  2. Save the image URLs and some text that we type in beautiful Material EditTexts. 3. Save these to our database : name and image url.Our SQLite database.
  3. Retrieve them from our database,our name and image url.
  4. Show them in our custom RecyclerView : images and text.
  5. We use the nice Picasso library to download and cache images automatically,both in memory and disk.

Hey guys.In this tutorial we continue looking at the SQlite Pagination. How to page/paginate data endlessly. We use the Load More technique. The user scrolls the RecyclerView,when he reaches the end of the list,we load more data from SQlite database.

We are performing our SQlite pagination at the server side. While loading our data using the endless scroll,we shall be displaying a ProgressBar as the data loads. Our RecyclerView comprises cardviews.

We first insert/save data into SQlite database via a dialog, then select the data and bind to our RecyclerView. We also see how to swipe/pull to refresh our data.

SQLite Database Overview

  • Database.SQLite package was added in API 1.
  • It contains classes enabling us communicate and manage SQLite databases.
  • Database.SQLite.SQLiteDatabase is a class we shall use frequently.
  • It derives from Android.Database.SQLite.SQLiteCloseable and Java.Lang.Object.
  • It has methods we shall use to perform CRUD operations.
  • Of course it can also execute SQL statements directly.
  • Always within a single application, a database name has to be unique.

This tutorial helps us explore Android SQLite database searching or filtering data.

First we have to save data and retrieve data from that database.

We render the data in our RecyclerView.

We will be searching/filtering data at the sqlite server level as opposed to fetching all data and filtering via Java.

Let's go.

We want to see how we can implement a ItemTouchHelper with a RecyclerView filled from SQLite database.

Thus if the user swipes away a RecyclerView item, that item is deleted automatically from the database.

But first we see how to insert into mysql database , then retrieve that data and show in a RecyclerView. Then user can delete by swiping away.
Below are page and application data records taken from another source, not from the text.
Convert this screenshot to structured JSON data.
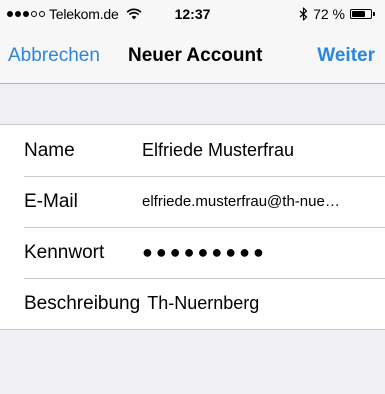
{
  "status_bar": {
    "carrier": "Telekom.de",
    "time": "12:37",
    "battery_text": "72 %",
    "battery_level": 0.72,
    "signal_bars_filled": 3,
    "signal_bars_total": 5,
    "icons": [
      "wifi-icon",
      "bluetooth-icon",
      "battery-icon"
    ]
  },
  "navbar": {
    "cancel_label": "Abbrechen",
    "title": "Neuer Account",
    "next_label": "Weiter",
    "accent_color": "#2a86e0"
  },
  "form": {
    "rows": [
      {
        "label": "Name",
        "value": "Elfriede Musterfrau"
      },
      {
        "label": "E-Mail",
        "value": "elfriede.musterfrau@th-nue…"
      },
      {
        "label": "Kennwort",
        "value": "●●●●●●●●●"
      },
      {
        "label": "Beschreibung",
        "value": "Th-Nuernberg"
      }
    ]
  }
}
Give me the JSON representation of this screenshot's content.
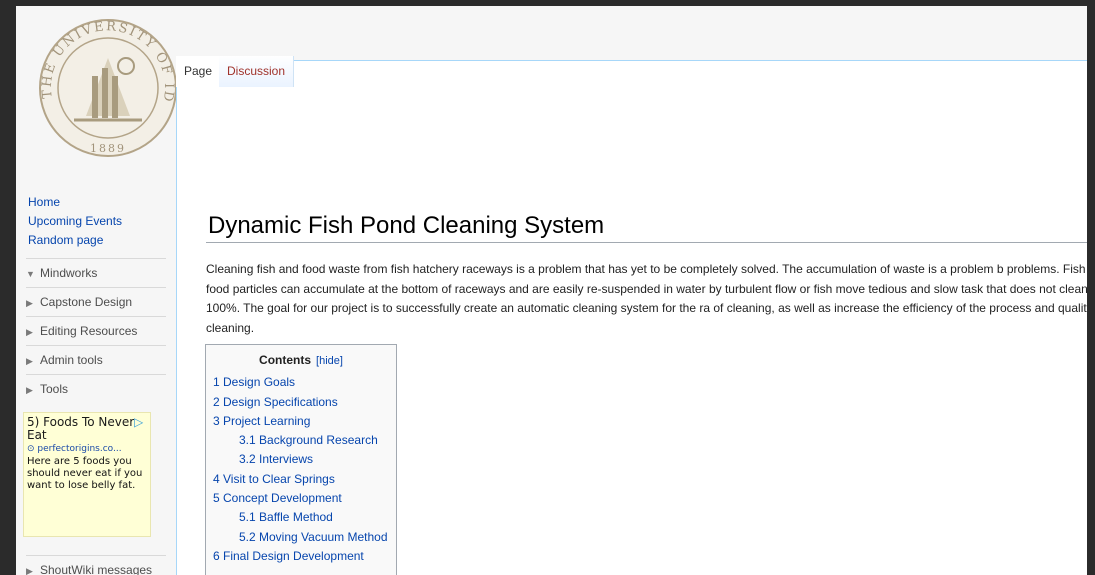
{
  "tabs": {
    "page": "Page",
    "discussion": "Discussion"
  },
  "sidebar": {
    "links": [
      "Home",
      "Upcoming Events",
      "Random page"
    ],
    "portals": [
      {
        "label": "Mindworks",
        "expanded": true
      },
      {
        "label": "Capstone Design",
        "expanded": false
      },
      {
        "label": "Editing Resources",
        "expanded": false
      },
      {
        "label": "Admin tools",
        "expanded": false
      },
      {
        "label": "Tools",
        "expanded": false
      },
      {
        "label": "ShoutWiki messages",
        "expanded": false
      }
    ],
    "ad": {
      "title": "5) Foods To Never Eat",
      "source": "perfectorigins.co...",
      "body": "Here are 5 foods you should never eat if you want to lose belly fat."
    }
  },
  "logo": {
    "top_text": "THE UNIVERSITY OF IDAHO",
    "year": "1889"
  },
  "page": {
    "title": "Dynamic Fish Pond Cleaning System",
    "intro": "Cleaning fish and food waste from fish hatchery raceways is a problem that has yet to be completely solved. The accumulation of waste is a problem b problems. Fish waste and food particles can accumulate at the bottom of raceways and are easily re-suspended in water by turbulent flow or fish move tedious and slow task that does not clean the raceway 100%. The goal for our project is to successfully create an automatic cleaning system for the ra of cleaning, as well as increase the efficiency of the process and quality of the cleaning."
  },
  "toc": {
    "heading": "Contents",
    "hide": "[hide]",
    "items": [
      {
        "label": "1 Design Goals",
        "sub": false
      },
      {
        "label": "2 Design Specifications",
        "sub": false
      },
      {
        "label": "3 Project Learning",
        "sub": false
      },
      {
        "label": "3.1 Background Research",
        "sub": true
      },
      {
        "label": "3.2 Interviews",
        "sub": true
      },
      {
        "label": "4 Visit to Clear Springs",
        "sub": false
      },
      {
        "label": "5 Concept Development",
        "sub": false
      },
      {
        "label": "5.1 Baffle Method",
        "sub": true
      },
      {
        "label": "5.2 Moving Vacuum Method",
        "sub": true
      },
      {
        "label": "6 Final Design Development",
        "sub": false
      }
    ]
  },
  "colors": {
    "link": "#0645ad",
    "tab_discussion": "#a0322b",
    "seal": "#b3a488"
  }
}
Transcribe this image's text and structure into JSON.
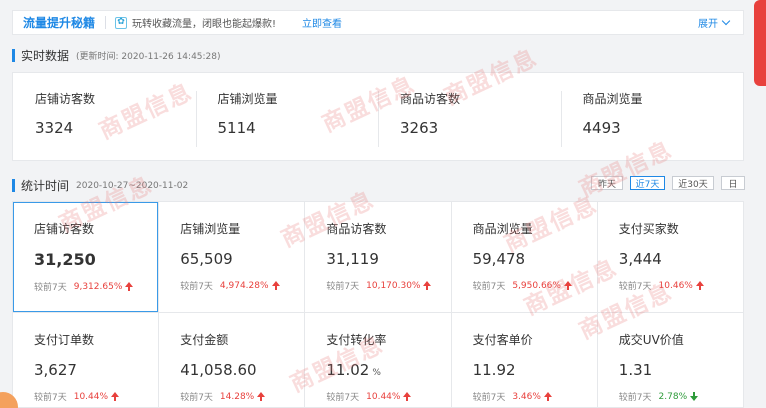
{
  "banner": {
    "title": "流量提升秘籍",
    "icon": "gift-icon",
    "text": "玩转收藏流量，闭眼也能起爆款!",
    "link": "立即查看",
    "expand": "展开"
  },
  "realtime": {
    "title": "实时数据",
    "updated": "(更新时间: 2020-11-26 14:45:28)",
    "items": [
      {
        "label": "店铺访客数",
        "value": "3324"
      },
      {
        "label": "店铺浏览量",
        "value": "5114"
      },
      {
        "label": "商品访客数",
        "value": "3263"
      },
      {
        "label": "商品浏览量",
        "value": "4493"
      }
    ]
  },
  "stats": {
    "title": "统计时间",
    "range": "2020-10-27~2020-11-02",
    "buttons": [
      "昨天",
      "近7天",
      "近30天",
      "日"
    ],
    "active_button": "近7天",
    "cards": [
      {
        "label": "店铺访客数",
        "value": "31,250",
        "unit": "",
        "cmp_label": "较前7天",
        "cmp_value": "9,312.65%",
        "trend": "up"
      },
      {
        "label": "店铺浏览量",
        "value": "65,509",
        "unit": "",
        "cmp_label": "较前7天",
        "cmp_value": "4,974.28%",
        "trend": "up"
      },
      {
        "label": "商品访客数",
        "value": "31,119",
        "unit": "",
        "cmp_label": "较前7天",
        "cmp_value": "10,170.30%",
        "trend": "up"
      },
      {
        "label": "商品浏览量",
        "value": "59,478",
        "unit": "",
        "cmp_label": "较前7天",
        "cmp_value": "5,950.66%",
        "trend": "up"
      },
      {
        "label": "支付买家数",
        "value": "3,444",
        "unit": "",
        "cmp_label": "较前7天",
        "cmp_value": "10.46%",
        "trend": "up"
      },
      {
        "label": "支付订单数",
        "value": "3,627",
        "unit": "",
        "cmp_label": "较前7天",
        "cmp_value": "10.44%",
        "trend": "up"
      },
      {
        "label": "支付金额",
        "value": "41,058.60",
        "unit": "",
        "cmp_label": "较前7天",
        "cmp_value": "14.28%",
        "trend": "up"
      },
      {
        "label": "支付转化率",
        "value": "11.02",
        "unit": "%",
        "cmp_label": "较前7天",
        "cmp_value": "10.44%",
        "trend": "up"
      },
      {
        "label": "支付客单价",
        "value": "11.92",
        "unit": "",
        "cmp_label": "较前7天",
        "cmp_value": "3.46%",
        "trend": "up"
      },
      {
        "label": "成交UV价值",
        "value": "1.31",
        "unit": "",
        "cmp_label": "较前7天",
        "cmp_value": "2.78%",
        "trend": "down"
      }
    ]
  },
  "watermark": "商盟信息",
  "colors": {
    "accent": "#1e88e5",
    "up": "#e8413d",
    "down": "#2e9b3a"
  }
}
This is an android sqlite tutorial.

We first see how to perform CRUD adding data to sqlite database. Then we retrieve the data and bind to a RecyclerView.

Then when the user can show up an an input dialog and add more data. Those data don't get show immediately.

He can then swipe down/ or pull down the RecyclerView to refresh the data.

We use the SwipeRefreshLayout to enable this swiping functionality.

Best Regards, Oclemy.

How do You Feel after reading this?

According to scientists, we humans have 8 primary innate emotions: joy, acceptance, fear, surprise, sadness, disgust, anger, and anticipation. Feel free to tell us how you feel about this article using these emotes or via the comment section. This feedback helps us gauge our progress.

Help me Grow.

I set myself some growth ambitions I desire to achieve by this year's end regarding this website and my youtube channel. Am halfway. Help me reach them by:


What do You Think

Previous Post Next Post